Every community is comprised of champions, participants, and lurkers. This is also called the 90-9-1 rule in which 1% of a community will be the champions, 9% will participate, and 90% will simply lurk. Wikipedia is the most famous example of the 90-9-1 rule. The challenge of community organizers is to provide the right incentives to the right people so they stay engaged in the community. Champions want an audience to help and support, like they received when they were just starting off. Participants want an easy way to engage with people like them around relevant topics and to learn from the champions. Lurkers want a way to watch the activity between the champions and participants, and when ready, a way to easily test the temperature of the water.
I continuously work with the editorial team to make sure we are moving the community in the right direction. For the champions, that means making it easier for them to share their amazing knowledge to an increasingly larger audience. For participants, that means providing quality content, a fun atmosphere, and peers like them they can connect with. For lurkers, that means keeping the community as open as possible and providing baby steps of engagement like the TuesTally.
We're only a couple of weeks away from launching a directory for the #SAchat community that will further facilitate relationships and learning communities around shared interests. I want to help the student affairs graduate students find, participate, and learn from the #SAGrad community. I want to help women who work in housing find, participate, and learn from the #wihsng community. I want to help first year experience people find, participate, and learn from the #FYEchat community. I want to help the #RLchat (Res Life people) community grow, the #SAASS (assessment people) community grow, etc, etc, etc. The new directory will make all of this possible, and I predict it will challenge the established student affairs organizations to rethink how they engage their community. Heck, the #SAchat community has already turned some heads!

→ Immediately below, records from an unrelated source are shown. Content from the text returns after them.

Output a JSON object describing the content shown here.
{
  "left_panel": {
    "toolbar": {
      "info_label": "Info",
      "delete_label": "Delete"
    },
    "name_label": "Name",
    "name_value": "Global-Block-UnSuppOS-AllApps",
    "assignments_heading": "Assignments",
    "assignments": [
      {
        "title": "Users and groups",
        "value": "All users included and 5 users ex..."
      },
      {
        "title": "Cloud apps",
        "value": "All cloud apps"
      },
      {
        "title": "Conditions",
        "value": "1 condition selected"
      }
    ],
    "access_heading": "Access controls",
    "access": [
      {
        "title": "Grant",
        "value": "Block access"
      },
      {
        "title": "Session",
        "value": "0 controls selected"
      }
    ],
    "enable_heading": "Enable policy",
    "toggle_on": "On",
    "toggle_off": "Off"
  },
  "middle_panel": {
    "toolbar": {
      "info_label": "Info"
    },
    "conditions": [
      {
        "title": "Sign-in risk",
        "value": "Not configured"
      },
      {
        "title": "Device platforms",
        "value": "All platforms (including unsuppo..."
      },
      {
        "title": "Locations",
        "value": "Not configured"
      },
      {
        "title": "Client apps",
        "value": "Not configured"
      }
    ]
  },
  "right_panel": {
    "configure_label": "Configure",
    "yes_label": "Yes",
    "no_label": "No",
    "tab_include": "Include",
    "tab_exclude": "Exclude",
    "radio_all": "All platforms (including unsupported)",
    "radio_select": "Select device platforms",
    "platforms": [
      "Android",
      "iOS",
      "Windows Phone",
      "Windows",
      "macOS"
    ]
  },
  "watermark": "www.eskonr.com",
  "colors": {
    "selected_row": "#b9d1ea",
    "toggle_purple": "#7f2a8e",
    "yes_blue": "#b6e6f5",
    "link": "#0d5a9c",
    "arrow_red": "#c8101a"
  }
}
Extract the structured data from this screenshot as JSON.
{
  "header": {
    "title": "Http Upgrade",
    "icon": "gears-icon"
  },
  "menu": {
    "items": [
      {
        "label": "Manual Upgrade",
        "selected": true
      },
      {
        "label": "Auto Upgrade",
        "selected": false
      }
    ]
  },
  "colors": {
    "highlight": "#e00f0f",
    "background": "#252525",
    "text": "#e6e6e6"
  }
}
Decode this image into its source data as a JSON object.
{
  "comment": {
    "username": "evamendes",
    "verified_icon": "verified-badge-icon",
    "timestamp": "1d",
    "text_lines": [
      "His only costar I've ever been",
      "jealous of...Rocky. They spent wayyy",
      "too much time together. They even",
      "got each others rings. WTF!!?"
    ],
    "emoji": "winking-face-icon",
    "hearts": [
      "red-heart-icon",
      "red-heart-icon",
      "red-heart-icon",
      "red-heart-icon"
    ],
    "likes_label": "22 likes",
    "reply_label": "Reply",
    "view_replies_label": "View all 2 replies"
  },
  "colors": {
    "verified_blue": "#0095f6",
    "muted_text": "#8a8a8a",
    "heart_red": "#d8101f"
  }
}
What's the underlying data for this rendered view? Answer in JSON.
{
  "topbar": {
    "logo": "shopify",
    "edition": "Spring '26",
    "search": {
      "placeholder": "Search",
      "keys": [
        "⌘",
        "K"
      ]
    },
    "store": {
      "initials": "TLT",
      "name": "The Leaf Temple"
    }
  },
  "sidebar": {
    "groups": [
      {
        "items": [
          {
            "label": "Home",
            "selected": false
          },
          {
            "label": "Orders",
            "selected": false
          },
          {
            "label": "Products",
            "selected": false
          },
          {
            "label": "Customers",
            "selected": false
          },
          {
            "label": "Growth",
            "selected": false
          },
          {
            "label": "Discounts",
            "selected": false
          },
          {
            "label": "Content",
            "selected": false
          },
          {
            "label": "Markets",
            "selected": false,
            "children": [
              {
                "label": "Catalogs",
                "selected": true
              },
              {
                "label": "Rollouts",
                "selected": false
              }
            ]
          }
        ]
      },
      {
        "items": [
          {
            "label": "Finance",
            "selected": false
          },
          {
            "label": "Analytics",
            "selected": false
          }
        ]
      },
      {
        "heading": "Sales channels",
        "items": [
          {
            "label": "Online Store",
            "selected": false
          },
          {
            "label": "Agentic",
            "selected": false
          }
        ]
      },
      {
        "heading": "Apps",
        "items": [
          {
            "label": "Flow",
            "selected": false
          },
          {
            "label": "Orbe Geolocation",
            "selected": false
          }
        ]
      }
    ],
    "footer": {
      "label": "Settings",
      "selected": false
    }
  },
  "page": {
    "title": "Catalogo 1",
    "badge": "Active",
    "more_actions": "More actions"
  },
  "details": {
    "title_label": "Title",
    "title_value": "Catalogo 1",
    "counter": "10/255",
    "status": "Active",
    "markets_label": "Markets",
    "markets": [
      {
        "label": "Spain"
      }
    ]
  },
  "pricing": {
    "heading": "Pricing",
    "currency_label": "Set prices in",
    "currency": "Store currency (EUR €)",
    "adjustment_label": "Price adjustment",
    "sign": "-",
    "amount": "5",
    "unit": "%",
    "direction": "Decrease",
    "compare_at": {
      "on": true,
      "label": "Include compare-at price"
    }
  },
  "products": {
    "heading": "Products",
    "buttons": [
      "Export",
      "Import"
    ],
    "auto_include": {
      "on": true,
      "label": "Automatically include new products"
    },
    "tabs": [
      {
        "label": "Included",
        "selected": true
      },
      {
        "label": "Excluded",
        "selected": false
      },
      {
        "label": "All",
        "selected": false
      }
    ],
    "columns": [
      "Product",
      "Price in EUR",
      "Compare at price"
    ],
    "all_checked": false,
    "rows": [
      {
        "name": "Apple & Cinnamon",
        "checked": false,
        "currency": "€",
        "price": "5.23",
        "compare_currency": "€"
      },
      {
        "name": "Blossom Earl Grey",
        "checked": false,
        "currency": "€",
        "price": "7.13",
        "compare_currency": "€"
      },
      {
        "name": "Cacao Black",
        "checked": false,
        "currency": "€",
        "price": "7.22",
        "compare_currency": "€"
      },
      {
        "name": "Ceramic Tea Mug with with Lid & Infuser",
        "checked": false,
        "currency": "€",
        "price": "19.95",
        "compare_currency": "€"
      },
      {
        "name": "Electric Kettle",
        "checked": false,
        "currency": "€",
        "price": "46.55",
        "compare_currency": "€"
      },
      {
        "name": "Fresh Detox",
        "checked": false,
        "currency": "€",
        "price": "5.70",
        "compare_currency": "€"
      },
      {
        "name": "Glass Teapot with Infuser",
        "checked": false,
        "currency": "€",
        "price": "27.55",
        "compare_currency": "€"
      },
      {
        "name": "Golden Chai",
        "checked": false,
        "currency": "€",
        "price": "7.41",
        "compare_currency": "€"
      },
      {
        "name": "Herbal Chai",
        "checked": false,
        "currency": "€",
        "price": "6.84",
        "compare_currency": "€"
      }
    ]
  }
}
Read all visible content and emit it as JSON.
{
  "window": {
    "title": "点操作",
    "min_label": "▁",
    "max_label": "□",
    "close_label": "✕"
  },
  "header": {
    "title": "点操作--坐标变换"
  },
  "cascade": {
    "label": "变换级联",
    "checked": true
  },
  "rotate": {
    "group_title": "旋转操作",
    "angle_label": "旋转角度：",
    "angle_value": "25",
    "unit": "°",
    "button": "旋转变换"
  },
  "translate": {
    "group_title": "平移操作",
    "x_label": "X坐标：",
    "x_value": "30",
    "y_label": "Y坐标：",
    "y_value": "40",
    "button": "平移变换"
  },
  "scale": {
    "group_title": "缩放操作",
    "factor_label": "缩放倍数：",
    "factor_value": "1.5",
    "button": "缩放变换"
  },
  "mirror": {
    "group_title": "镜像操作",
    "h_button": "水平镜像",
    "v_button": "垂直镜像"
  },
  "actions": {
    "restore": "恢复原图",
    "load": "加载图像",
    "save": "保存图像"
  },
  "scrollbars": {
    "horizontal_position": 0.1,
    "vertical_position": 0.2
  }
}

Challenge #1 – If you don't already have a blog, start one and add it to our student affairs blog directory. Write about your experiences at work so we can then share them with others who can learn from you. You're already a teacher to someone, they just haven't met you yet.
Challenge #2 – Help the community grow. Bring one new colleague to the next #SAchat. Email the SA Collaborative link to five new people. This party has just begun.
Challenge #3 – Think about how the lessons of this community relate back to your campus in terms of student engagement. How can you move away from being the gatekeepers of engagement and more toward being the facilitators of relationships around shared interests? How can you apply the 90-9-1 rule? How can you support more peer-to-peer learning among students? How can you help your students find old-time-bluegrass-with-a-fiddle-in-the-band music lovers like them? If it’s worked for you here in this community, there’s a strong possibility it will work for students on your campus.
My excitement for this community is overflowing. I believe we are pushing not just student affairs forward, but the entire educational field. We’re working our tails off over here at Red Rover to duplicate the successes of this community with the students on your campus. Wait till we launch the #SAchat directory, then you’ll really see what I’m talking about.
Ed Cabellon of SA Collaborative, #SAchat, and On The Go fame stopped into NYC today. Originally Annie and I were going to host him at Casa de Krieglbert for the night, but instead we just enjoyed a nice dinner so he could get back to his family in Boston.
If you care about Student Affairs and Technology, Ed should be a part of your personal learning network. Beyond his passion and knowledge, my favorite trait about Ed is how genuine he is.
Hat tip to you Ed and all your upcoming success over the next three years.
(Anyone who knows me and Ed in real life will find the humor in this picture)